Opportunities and Resources
Why get involved with Homeland Security?
1. Our Faculty - Our faculty members comprise a wide range of expertise, teaching experience, and interests. Having earned multiple academic degrees, they have been well-schooled in the discipline. Additionally, they possess personal experience honed on the front lines--on the street, in courtrooms, prisons, or juvenile centers. Plus the faculty is very involved in both regional and national groups related to this major.We also charge ourselves with the responsibility of performing rigorous and thorough advisement of each student to ensure they get the courses and the support needed to succeed.
2. Experience and Success - Get experience in Criminal Justice and Homeland Security.

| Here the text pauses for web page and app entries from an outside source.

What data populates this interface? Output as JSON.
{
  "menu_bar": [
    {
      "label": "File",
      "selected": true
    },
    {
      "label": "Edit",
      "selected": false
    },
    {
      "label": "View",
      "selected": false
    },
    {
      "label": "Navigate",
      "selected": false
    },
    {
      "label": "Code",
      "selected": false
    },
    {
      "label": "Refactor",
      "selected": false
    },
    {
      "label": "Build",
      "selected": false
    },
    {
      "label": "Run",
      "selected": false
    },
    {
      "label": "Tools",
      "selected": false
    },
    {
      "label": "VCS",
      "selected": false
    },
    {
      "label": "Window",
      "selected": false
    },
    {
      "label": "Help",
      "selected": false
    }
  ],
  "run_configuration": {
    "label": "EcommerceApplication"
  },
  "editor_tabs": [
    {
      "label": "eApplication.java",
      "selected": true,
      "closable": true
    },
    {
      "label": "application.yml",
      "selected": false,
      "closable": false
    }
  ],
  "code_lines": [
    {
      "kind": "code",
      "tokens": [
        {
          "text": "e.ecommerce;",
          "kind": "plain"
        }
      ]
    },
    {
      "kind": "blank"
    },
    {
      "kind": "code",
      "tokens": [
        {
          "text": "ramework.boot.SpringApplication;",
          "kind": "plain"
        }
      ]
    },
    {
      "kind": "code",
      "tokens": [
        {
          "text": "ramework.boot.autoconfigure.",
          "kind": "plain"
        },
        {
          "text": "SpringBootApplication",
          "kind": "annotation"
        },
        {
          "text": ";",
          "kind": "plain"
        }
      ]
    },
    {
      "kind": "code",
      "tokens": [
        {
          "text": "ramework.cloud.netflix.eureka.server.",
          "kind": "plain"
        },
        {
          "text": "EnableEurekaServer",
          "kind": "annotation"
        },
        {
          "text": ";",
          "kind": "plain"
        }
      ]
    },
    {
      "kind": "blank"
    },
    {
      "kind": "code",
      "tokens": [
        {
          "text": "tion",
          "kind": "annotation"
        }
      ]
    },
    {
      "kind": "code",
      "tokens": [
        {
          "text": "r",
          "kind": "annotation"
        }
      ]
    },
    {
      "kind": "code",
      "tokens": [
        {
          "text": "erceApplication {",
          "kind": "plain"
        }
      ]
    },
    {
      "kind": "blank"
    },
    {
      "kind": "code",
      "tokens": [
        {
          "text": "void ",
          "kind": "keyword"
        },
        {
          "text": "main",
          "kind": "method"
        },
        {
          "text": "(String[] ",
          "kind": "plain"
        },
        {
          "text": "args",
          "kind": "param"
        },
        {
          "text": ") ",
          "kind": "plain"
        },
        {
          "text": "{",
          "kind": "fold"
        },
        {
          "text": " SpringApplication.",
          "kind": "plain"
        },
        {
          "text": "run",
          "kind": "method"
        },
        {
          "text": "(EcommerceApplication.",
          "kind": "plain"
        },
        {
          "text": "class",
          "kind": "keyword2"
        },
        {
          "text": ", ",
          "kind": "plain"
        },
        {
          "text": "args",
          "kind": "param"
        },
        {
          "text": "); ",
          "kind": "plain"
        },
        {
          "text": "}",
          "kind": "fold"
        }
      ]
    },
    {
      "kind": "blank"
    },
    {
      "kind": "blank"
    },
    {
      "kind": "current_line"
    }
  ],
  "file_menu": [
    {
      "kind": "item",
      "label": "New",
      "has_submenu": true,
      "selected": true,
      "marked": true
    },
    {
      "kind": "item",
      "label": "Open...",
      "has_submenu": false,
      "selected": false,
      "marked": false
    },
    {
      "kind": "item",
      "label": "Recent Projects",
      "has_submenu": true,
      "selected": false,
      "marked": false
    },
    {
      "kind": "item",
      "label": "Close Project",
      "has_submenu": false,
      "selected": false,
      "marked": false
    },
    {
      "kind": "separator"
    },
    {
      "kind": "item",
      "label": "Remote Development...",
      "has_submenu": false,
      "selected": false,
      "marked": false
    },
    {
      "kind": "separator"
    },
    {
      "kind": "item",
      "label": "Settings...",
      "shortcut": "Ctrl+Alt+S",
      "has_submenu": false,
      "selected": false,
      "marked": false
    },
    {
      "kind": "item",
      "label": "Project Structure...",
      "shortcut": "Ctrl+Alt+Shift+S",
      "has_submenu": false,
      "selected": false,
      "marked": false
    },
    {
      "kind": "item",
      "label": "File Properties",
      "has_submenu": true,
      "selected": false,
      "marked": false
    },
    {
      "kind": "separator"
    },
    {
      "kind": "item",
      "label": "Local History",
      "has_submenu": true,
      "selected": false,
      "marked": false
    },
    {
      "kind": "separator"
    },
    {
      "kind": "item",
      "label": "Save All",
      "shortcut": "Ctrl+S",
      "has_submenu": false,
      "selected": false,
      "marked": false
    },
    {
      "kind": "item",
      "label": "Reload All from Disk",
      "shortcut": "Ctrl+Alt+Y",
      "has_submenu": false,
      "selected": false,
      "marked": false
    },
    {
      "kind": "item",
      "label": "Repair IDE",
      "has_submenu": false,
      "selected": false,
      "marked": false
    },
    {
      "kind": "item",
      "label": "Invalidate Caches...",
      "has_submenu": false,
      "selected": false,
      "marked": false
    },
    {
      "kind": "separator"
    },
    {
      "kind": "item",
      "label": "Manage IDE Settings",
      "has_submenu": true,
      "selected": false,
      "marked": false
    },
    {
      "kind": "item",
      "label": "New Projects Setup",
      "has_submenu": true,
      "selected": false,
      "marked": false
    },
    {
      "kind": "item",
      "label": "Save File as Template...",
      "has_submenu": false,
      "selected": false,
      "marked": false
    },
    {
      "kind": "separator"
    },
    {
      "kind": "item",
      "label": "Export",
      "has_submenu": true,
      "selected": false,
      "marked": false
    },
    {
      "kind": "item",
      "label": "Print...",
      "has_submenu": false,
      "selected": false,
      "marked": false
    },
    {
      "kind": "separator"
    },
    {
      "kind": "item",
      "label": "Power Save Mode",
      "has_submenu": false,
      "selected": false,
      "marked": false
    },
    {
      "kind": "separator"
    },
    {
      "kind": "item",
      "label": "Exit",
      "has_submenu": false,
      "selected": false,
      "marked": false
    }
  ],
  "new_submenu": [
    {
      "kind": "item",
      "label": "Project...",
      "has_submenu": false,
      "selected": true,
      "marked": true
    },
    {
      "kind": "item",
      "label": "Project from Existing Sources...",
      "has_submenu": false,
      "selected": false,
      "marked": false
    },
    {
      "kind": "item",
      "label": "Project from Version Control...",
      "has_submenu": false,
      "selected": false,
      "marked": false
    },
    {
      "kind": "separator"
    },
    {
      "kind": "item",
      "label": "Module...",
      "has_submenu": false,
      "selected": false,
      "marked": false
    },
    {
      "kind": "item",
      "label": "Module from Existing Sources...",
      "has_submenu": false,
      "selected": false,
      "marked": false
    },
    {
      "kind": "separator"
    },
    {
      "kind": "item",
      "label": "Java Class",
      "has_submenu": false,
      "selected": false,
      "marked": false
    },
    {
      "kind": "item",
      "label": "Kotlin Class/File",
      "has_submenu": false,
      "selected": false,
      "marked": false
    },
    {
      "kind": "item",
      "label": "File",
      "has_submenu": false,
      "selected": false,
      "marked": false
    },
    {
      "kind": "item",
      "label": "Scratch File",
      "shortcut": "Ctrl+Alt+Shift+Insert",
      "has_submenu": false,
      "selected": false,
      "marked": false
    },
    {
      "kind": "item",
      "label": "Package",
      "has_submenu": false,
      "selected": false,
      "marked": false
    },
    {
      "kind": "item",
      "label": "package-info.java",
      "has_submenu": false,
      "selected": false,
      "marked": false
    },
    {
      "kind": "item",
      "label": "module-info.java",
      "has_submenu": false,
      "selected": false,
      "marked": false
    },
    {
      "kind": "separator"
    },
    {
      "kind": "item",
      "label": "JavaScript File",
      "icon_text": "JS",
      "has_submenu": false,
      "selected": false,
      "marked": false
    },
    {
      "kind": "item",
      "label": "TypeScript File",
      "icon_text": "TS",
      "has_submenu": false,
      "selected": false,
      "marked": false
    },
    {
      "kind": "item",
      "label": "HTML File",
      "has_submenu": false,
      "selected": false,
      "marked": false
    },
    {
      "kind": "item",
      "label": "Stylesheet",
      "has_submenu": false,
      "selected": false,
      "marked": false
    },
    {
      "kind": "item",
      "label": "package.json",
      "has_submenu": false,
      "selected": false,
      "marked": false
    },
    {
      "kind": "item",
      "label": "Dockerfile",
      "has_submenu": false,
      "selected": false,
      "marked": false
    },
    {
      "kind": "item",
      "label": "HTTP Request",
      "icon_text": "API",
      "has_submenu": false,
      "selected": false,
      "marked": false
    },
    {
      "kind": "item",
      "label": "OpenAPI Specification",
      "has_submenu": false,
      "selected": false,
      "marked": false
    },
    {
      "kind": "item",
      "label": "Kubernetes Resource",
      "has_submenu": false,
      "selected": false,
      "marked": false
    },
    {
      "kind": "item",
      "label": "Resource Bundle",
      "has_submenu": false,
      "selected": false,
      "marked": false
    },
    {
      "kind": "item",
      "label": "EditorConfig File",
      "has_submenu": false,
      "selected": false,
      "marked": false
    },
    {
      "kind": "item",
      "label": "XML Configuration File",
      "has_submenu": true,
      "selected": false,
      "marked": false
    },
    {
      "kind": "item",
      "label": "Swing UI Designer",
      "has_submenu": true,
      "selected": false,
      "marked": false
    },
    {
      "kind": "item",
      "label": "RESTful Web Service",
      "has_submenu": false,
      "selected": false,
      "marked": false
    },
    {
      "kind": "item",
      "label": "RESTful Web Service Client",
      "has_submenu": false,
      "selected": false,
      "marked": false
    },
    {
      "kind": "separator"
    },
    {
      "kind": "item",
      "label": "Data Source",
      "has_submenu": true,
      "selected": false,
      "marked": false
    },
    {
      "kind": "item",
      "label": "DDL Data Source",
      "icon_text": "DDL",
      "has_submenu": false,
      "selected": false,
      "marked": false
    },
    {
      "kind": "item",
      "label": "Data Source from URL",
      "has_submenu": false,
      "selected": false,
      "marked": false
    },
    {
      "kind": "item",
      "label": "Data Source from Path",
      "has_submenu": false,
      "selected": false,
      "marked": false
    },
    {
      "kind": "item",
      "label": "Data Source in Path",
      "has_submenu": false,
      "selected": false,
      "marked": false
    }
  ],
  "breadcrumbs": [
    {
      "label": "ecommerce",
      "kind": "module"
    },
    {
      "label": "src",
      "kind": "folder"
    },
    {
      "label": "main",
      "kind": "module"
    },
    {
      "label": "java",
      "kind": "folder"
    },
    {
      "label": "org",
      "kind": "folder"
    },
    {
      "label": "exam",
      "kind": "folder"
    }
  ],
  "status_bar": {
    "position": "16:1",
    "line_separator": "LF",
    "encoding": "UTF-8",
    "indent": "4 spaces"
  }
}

Our Homeland Security major gives students a strong education that prepares them for many different careers and future opportunities. Campbell is the only university in North Carolina to offer a four-year Homeland Security program; this unique opportunity will set you apart from other college graduates.
3. Department Interaction - The department sponsors different clubs, organizations, and/or honor societies to facilitate bringing our majors together professionally and socially.
Opportunities to Get Involved
Internships are required. The department's internships, which are open to all its majors, constitute one of its special features. With the state capital, several county seats, and many small towns within an hour drive of the campus, interns continue their studies at Campbell while working for one of a wide variety of public officials or governmental bodies including city managers, county commissioners, district attorneys, state senators, and more. Many students complete summer internship in places as a law office near their hometown, a state museum or historic site, or in the Washington office of a member of Congress. For those wishing to spend a semester outside North Carolina, Campbell's Washington-based American Studies Program offers four months in our nation's capital. During that period interns take four seminar courses stressing various aspects of domestic and foreign policy and gain first-hand experience of Government by working as an aide to a member of Congress, doing research in a think tank (e.g., Institute for International and Strategic Studies, Heritage Foundation), or serving in one of the agencies of the federal government.
Homeland Security majors have a unique opportunity to travel with instructors to Washington D.C. where they will visit the Law Enforcement Officer's Memorial, the Museum of Crime and Punishment, the White House, the Supreme Court, Congress, the FBI, DHS, the National Mall and Arlington Cemetery.
A special study abroad program in London has developed from criminal justice majors. Students study the justice system in Great Britain and visit Parliament, the Supreme Court, City of London Police Museum, Clink Prison Museum, the Tower of London, Westminster Abbey, St. Paul’s Cathedral, and many of London’s other attractions. Three hours of course credit is given for four weeks of study abroad.